(Extracted data entries)
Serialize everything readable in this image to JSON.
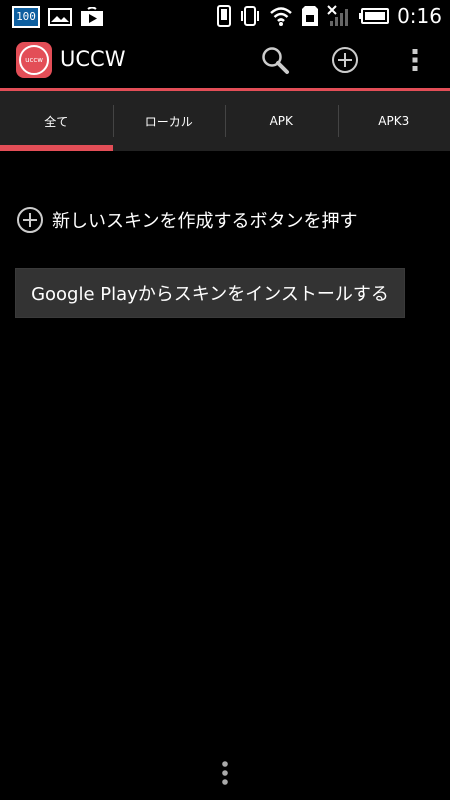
{
  "status_bar": {
    "badge": "100",
    "time": "0:16",
    "icons": [
      "sdcard-badge-icon",
      "image-icon",
      "play-store-icon",
      "phone-icon",
      "vibrate-icon",
      "wifi-icon",
      "sim-icon",
      "no-signal-icon",
      "battery-icon"
    ]
  },
  "app_bar": {
    "title": "UCCW",
    "logo_text": "uccw",
    "actions": [
      "search-icon",
      "add-icon",
      "overflow-menu-icon"
    ]
  },
  "tabs": [
    {
      "label": "全て",
      "selected": true
    },
    {
      "label": "ローカル",
      "selected": false
    },
    {
      "label": "APK",
      "selected": false
    },
    {
      "label": "APK3",
      "selected": false
    }
  ],
  "main": {
    "create_text": "新しいスキンを作成するボタンを押す",
    "google_play_button": "Google Playからスキンをインストールする"
  },
  "colors": {
    "accent": "#e34e57",
    "tab_bar": "#222222",
    "button": "#333333"
  }
}
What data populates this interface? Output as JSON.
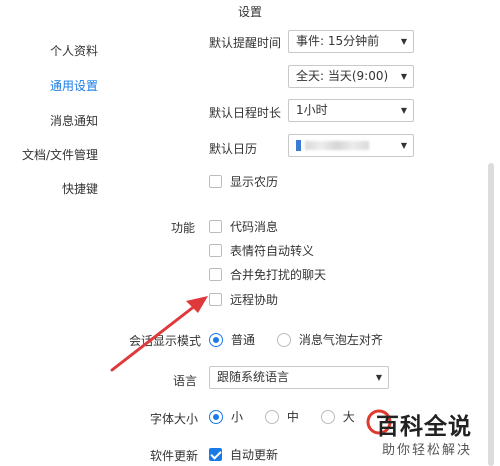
{
  "window": {
    "title": "设置"
  },
  "sidebar": {
    "items": [
      {
        "label": "个人资料",
        "active": false
      },
      {
        "label": "通用设置",
        "active": true
      },
      {
        "label": "消息通知",
        "active": false
      },
      {
        "label": "文档/文件管理",
        "active": false
      },
      {
        "label": "快捷键",
        "active": false
      }
    ]
  },
  "settings": {
    "reminder": {
      "label": "默认提醒时间",
      "event_value": "事件: 15分钟前",
      "allday_value": "全天: 当天(9:00)"
    },
    "duration": {
      "label": "默认日程时长",
      "value": "1小时"
    },
    "calendar": {
      "label": "默认日历"
    },
    "lunar": {
      "label": "显示农历",
      "checked": false
    },
    "features": {
      "label": "功能",
      "options": [
        {
          "label": "代码消息",
          "checked": false
        },
        {
          "label": "表情符自动转义",
          "checked": false
        },
        {
          "label": "合并免打扰的聊天",
          "checked": false
        },
        {
          "label": "远程协助",
          "checked": false
        }
      ]
    },
    "display_mode": {
      "label": "会话显示模式",
      "options": [
        {
          "label": "普通",
          "checked": true
        },
        {
          "label": "消息气泡左对齐",
          "checked": false
        }
      ]
    },
    "language": {
      "label": "语言",
      "value": "跟随系统语言"
    },
    "font_size": {
      "label": "字体大小",
      "options": [
        {
          "label": "小",
          "checked": true
        },
        {
          "label": "中",
          "checked": false
        },
        {
          "label": "大",
          "checked": false
        }
      ]
    },
    "update": {
      "label": "软件更新",
      "option": "自动更新",
      "checked": true
    }
  },
  "watermark": {
    "main": "百科全说",
    "sub": "助你轻松解决"
  },
  "colors": {
    "accent": "#1a7be8",
    "arrow": "#e0393b",
    "watermark_red": "#e03a2e"
  }
}
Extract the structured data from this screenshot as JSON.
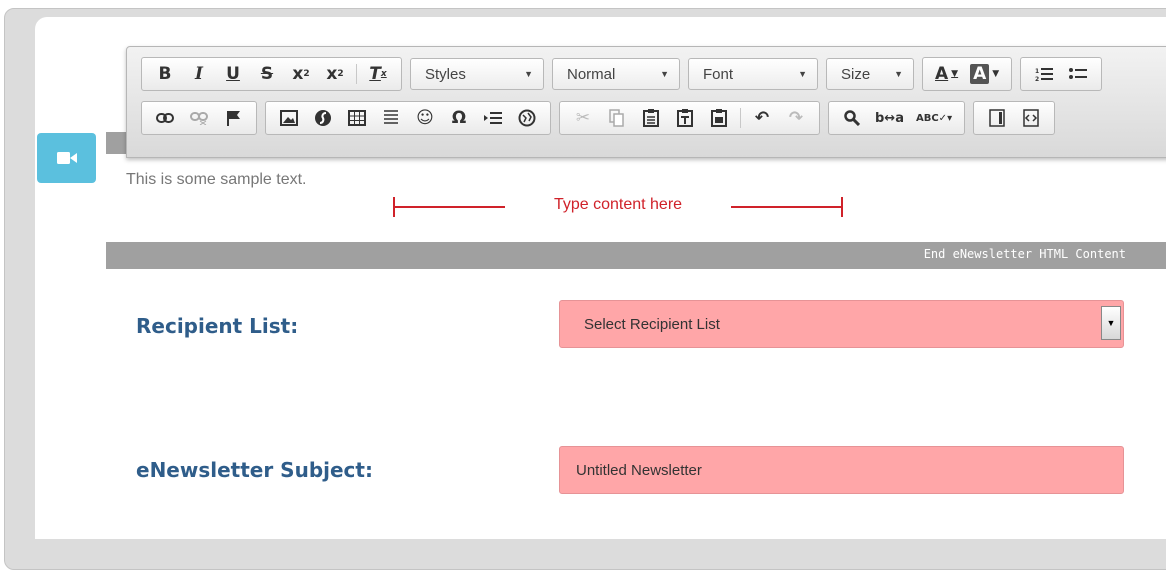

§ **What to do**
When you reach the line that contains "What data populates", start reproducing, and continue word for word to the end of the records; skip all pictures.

§ **Answer to the exercise**
What data populates this interface? Output as JSON.
{
  "window": {
    "title": "设置"
  },
  "sidebar": {
    "items": [
      {
        "label": "个人资料",
        "active": false
      },
      {
        "label": "通用设置",
        "active": true
      },
      {
        "label": "消息通知",
        "active": false
      },
      {
        "label": "文档/文件管理",
        "active": false
      },
      {
        "label": "快捷键",
        "active": false
      }
    ]
  },
  "settings": {
    "reminder": {
      "label": "默认提醒时间",
      "event_value": "事件: 15分钟前",
      "allday_value": "全天: 当天(9:00)"
    },
    "duration": {
      "label": "默认日程时长",
      "value": "1小时"
    },
    "calendar": {
      "label": "默认日历"
    },
    "lunar": {
      "label": "显示农历",
      "checked": false
    },
    "features": {
      "label": "功能",
      "options": [
        {
          "label": "代码消息",
          "checked": false
        },
        {
          "label": "表情符自动转义",
          "checked": false
        },
        {
          "label": "合并免打扰的聊天",
          "checked": false
        },
        {
          "label": "远程协助",
          "checked": false
        }
      ]
    },
    "display_mode": {
      "label": "会话显示模式",
      "options": [
        {
          "label": "普通",
          "checked": true
        },
        {
          "label": "消息气泡左对齐",
          "checked": false
        }
      ]
    },
    "language": {
      "label": "语言",
      "value": "跟随系统语言"
    },
    "font_size": {
      "label": "字体大小",
      "options": [
        {
          "label": "小",
          "checked": true
        },
        {
          "label": "中",
          "checked": false
        },
        {
          "label": "大",
          "checked": false
        }
      ]
    },
    "update": {
      "label": "软件更新",
      "option": "自动更新",
      "checked": true
    }
  },
  "watermark": {
    "main": "百科全说",
    "sub": "助你轻松解决"
  },
  "colors": {
    "accent": "#1a7be8",
    "arrow": "#e0393b",
    "watermark_red": "#e03a2e"
  }
}
Extract the structured data from this screenshot as JSON.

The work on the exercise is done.